In 2021, the Intergovernmental Panel on Climate Change (IPCC) published a climate assessment report that concluded that the Earth has entered a new climate state not seen in over 100,000 years. This conclusion was based on extensive research conducted by climate scientists. It showed that the Earth’s temperature has already exceeded pre-industrial levels by more than 1 degree Celsius (1.8 degrees Fahrenheit) and greenhouse gas concentrations have reached alarming levels. Even in the most optimistic scenarios, which include ending the use of fossil fuels and reducing greenhouse gas emissions, global temperatures are expected to exceed pre-industrial levels by at least 1 degree Celsius over the centuries.

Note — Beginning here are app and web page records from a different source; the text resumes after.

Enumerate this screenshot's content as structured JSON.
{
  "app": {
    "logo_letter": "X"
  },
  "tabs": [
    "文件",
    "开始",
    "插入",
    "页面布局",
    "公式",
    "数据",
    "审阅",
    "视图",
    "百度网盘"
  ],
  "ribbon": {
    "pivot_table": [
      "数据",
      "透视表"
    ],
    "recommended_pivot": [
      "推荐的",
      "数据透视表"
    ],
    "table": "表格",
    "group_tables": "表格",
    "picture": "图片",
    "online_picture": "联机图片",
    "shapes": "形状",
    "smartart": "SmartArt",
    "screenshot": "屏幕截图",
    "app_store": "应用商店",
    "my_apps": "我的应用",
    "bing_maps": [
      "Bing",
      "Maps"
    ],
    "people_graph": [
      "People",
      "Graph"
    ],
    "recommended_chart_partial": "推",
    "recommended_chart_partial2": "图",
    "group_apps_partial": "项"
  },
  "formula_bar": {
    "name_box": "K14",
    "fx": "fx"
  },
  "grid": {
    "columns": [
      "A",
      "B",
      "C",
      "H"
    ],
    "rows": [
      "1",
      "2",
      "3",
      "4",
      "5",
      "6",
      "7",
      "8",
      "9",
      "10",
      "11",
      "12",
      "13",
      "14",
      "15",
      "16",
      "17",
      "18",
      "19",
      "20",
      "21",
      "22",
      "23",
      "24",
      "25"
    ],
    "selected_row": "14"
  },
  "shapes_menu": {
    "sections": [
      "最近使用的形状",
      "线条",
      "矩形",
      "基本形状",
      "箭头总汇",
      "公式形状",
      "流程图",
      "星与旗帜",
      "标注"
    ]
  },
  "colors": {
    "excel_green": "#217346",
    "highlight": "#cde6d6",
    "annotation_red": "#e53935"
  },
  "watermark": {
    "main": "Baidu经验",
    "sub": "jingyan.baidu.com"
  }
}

To obtain information on temperatures in eras before thermometers were available, paleoclimatologists rely on natural archives that store valuable information. One of the most common archives is at the bottom of lakes and oceans. Sediment cores recovered from these sites contain biological, chemical, and physical data that provide a glimpse into the past. However, these sediment-based archives have their limitations. Bottom currents and brown-toothed organisms can disturb sediment structure, hiding short-term temperature fluctuations. In addition, the exact chronology of each record is unknown, making it difficult to accurately estimate past global temperatures. Therefore, caution should be exercised when comparing long-term temperature data with present-day short-term extremes.
Although detailed temperature records have not been kept for 100,000 years, scientists can still make comparisons between the current state of the climate and temperature reconstructions from the distant past. By analyzing a variety of natural archives, including ice cores, tree rings, and coral reefs, researchers have gained a better understanding of Earth’s historical climate. These data show significant temperature shifts over millennia, providing valuable context for today’s abnormal heat waves. However, it is important to note that direct comparisons between modern temperatures and those of thousands of years ago are difficult due to differences in measurement methods and regional differences.

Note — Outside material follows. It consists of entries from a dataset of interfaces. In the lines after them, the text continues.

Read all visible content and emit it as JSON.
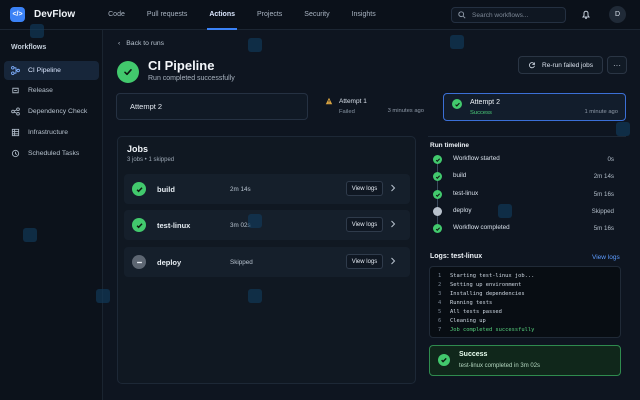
{
  "app": {
    "name": "DevFlow",
    "avatar_initial": "D"
  },
  "nav": {
    "items": [
      "Code",
      "Pull requests",
      "Actions",
      "Projects",
      "Security",
      "Insights"
    ],
    "active": "Actions"
  },
  "search": {
    "placeholder": "Search workflows..."
  },
  "sidebar": {
    "title": "Workflows",
    "items": [
      {
        "label": "CI Pipeline",
        "icon": "workflow-icon",
        "active": true
      },
      {
        "label": "Release",
        "icon": "release-icon",
        "active": false
      },
      {
        "label": "Dependency Check",
        "icon": "dependency-icon",
        "active": false
      },
      {
        "label": "Infrastructure",
        "icon": "infrastructure-icon",
        "active": false
      },
      {
        "label": "Scheduled Tasks",
        "icon": "clock-icon",
        "active": false
      }
    ]
  },
  "header": {
    "back_label": "Back to runs",
    "title": "CI Pipeline",
    "subtitle": "Run completed successfully",
    "rerun_label": "Re-run failed jobs",
    "more_label": "···"
  },
  "attempts": {
    "selected": "Attempt 2",
    "items": [
      {
        "title": "Attempt 1",
        "status": "Failed",
        "time": "3 minutes ago"
      },
      {
        "title": "Attempt 2",
        "status": "Success",
        "time": "1 minute ago"
      }
    ]
  },
  "jobs": {
    "title": "Jobs",
    "summary": "3 jobs • 1 skipped",
    "items": [
      {
        "name": "build",
        "time": "2m 14s",
        "status": "success",
        "view_label": "View logs"
      },
      {
        "name": "test-linux",
        "time": "3m 02s",
        "status": "success",
        "view_label": "View logs"
      },
      {
        "name": "deploy",
        "time": "Skipped",
        "status": "skipped",
        "view_label": "View logs"
      }
    ]
  },
  "timeline": {
    "title": "Run timeline",
    "items": [
      {
        "label": "Workflow started",
        "time": "0s",
        "status": "success"
      },
      {
        "label": "build",
        "time": "2m 14s",
        "status": "success"
      },
      {
        "label": "test-linux",
        "time": "5m 16s",
        "status": "success"
      },
      {
        "label": "deploy",
        "time": "Skipped",
        "status": "skipped"
      },
      {
        "label": "Workflow completed",
        "time": "5m 16s",
        "status": "success"
      }
    ]
  },
  "logs": {
    "title": "Logs: test-linux",
    "view_label": "View logs",
    "lines": [
      {
        "num": "1",
        "text": "Starting test-linux job..."
      },
      {
        "num": "2",
        "text": "Setting up environment"
      },
      {
        "num": "3",
        "text": "Installing dependencies"
      },
      {
        "num": "4",
        "text": "Running tests"
      },
      {
        "num": "5",
        "text": "All tests passed"
      },
      {
        "num": "6",
        "text": "Cleaning up"
      },
      {
        "num": "7",
        "text": "Job completed successfully"
      }
    ]
  },
  "result": {
    "title": "Success",
    "message": "test-linux completed in 3m 02s"
  },
  "colors": {
    "accent": "#3b82f6",
    "success": "#42c96d",
    "background": "#0e1520"
  }
}
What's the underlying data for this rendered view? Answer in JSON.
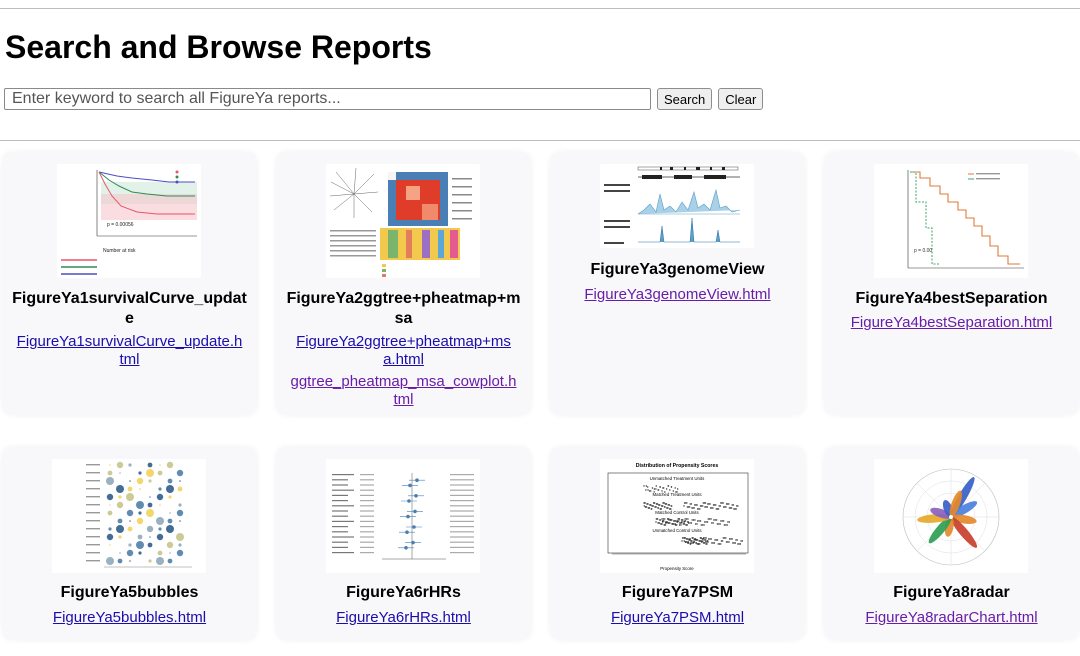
{
  "page": {
    "heading": "Search and Browse Reports"
  },
  "search": {
    "placeholder": "Enter keyword to search all FigureYa reports...",
    "search_label": "Search",
    "clear_label": "Clear"
  },
  "reports": [
    {
      "title": "FigureYa1survivalCurve_update",
      "links": [
        "FigureYa1survivalCurve_update.html"
      ]
    },
    {
      "title": "FigureYa2ggtree+pheatmap+msa",
      "links": [
        "FigureYa2ggtree+pheatmap+msa.html",
        "ggtree_pheatmap_msa_cowplot.html"
      ]
    },
    {
      "title": "FigureYa3genomeView",
      "links": [
        "FigureYa3genomeView.html"
      ]
    },
    {
      "title": "FigureYa4bestSeparation",
      "links": [
        "FigureYa4bestSeparation.html"
      ]
    },
    {
      "title": "FigureYa5bubbles",
      "links": [
        "FigureYa5bubbles.html"
      ]
    },
    {
      "title": "FigureYa6rHRs",
      "links": [
        "FigureYa6rHRs.html"
      ]
    },
    {
      "title": "FigureYa7PSM",
      "links": [
        "FigureYa7PSM.html"
      ]
    },
    {
      "title": "FigureYa8radar",
      "links": [
        "FigureYa8radarChart.html"
      ]
    }
  ],
  "thumbnails": {
    "psm_title": "Distribution of Propensity Scores",
    "psm_row1": "Unmatched Treatment Units",
    "psm_row2": "Matched Treatment Units",
    "psm_row3": "Matched Control Units",
    "psm_row4": "Unmatched Control Units",
    "psm_xlabel": "Propensity Score",
    "survival_pvalue": "p = 0.00056",
    "survival_risk": "Number at risk",
    "best_pvalue": "p = 0.00"
  },
  "colors": {
    "link": "#1a0dab",
    "visited_link": "#681da8",
    "card_bg": "#f8f8fb"
  }
}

Prominent scientists in the field of paleoclimatology emphasize the importance of the current state of the climate and its implications for the future. Dr. Jane Smith, a renowned paleoclimate researcher, states, “The fact that the Earth has entered a new climatic state not seen in over 100,000 years should serve as a wake-up call. It underscores the need for urgent action to mitigate climate change.” Dr. John Doe, an expert in climate modeling, adds: “While we cannot definitively pinpoint the exact temperatures of the past, we can say with certainty that the current heatwave is unprecedented in recent history. It serves as a stark reminder of the impact of human activity on our planet.”

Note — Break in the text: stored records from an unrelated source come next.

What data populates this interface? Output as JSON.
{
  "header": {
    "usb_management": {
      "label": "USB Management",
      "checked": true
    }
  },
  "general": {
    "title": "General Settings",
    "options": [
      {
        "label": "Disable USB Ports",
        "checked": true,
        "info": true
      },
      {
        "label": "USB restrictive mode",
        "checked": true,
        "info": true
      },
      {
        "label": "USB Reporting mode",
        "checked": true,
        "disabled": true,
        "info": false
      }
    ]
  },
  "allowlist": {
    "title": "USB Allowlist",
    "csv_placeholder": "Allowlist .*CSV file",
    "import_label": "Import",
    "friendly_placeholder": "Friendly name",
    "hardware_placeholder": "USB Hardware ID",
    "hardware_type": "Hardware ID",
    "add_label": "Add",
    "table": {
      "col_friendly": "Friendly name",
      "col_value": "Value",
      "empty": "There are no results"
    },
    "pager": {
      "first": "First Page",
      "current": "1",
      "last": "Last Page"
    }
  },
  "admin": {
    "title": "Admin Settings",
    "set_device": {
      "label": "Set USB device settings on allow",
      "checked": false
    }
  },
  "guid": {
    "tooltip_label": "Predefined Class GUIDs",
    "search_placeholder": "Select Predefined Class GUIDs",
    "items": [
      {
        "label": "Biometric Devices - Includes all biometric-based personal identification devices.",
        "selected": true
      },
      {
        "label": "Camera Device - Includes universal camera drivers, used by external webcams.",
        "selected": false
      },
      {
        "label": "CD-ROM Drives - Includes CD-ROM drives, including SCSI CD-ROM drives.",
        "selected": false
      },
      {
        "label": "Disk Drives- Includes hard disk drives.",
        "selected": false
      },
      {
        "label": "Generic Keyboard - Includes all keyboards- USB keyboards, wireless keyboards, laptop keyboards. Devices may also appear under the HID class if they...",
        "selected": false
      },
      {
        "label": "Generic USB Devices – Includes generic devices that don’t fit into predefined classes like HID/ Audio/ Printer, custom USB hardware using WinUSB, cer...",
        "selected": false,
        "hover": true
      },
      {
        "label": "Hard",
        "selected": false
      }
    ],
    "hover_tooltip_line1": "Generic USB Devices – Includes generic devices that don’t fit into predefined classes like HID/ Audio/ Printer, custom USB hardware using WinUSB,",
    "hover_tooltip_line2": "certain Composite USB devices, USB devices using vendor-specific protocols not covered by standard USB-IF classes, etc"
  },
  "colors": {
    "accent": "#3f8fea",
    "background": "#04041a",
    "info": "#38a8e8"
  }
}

As the world grapples with scorching temperatures, it’s important to understand the historical context of this heat wave. While specific temperature records from 100,000 years ago are unavailable, evidence suggests that the Earth has entered a new climatic state that has not been seen in over a century. Studying temperature reconstructions of the past and relying on natural archives provides scientists with valuable insights into the extent of the current heat wave. However, caution is needed when making direct comparisons, given the limitations of sediment-based data and differences in measurement methods. The urgency of climate change has never been greater, and immediate action is required to mitigate its devastating effects.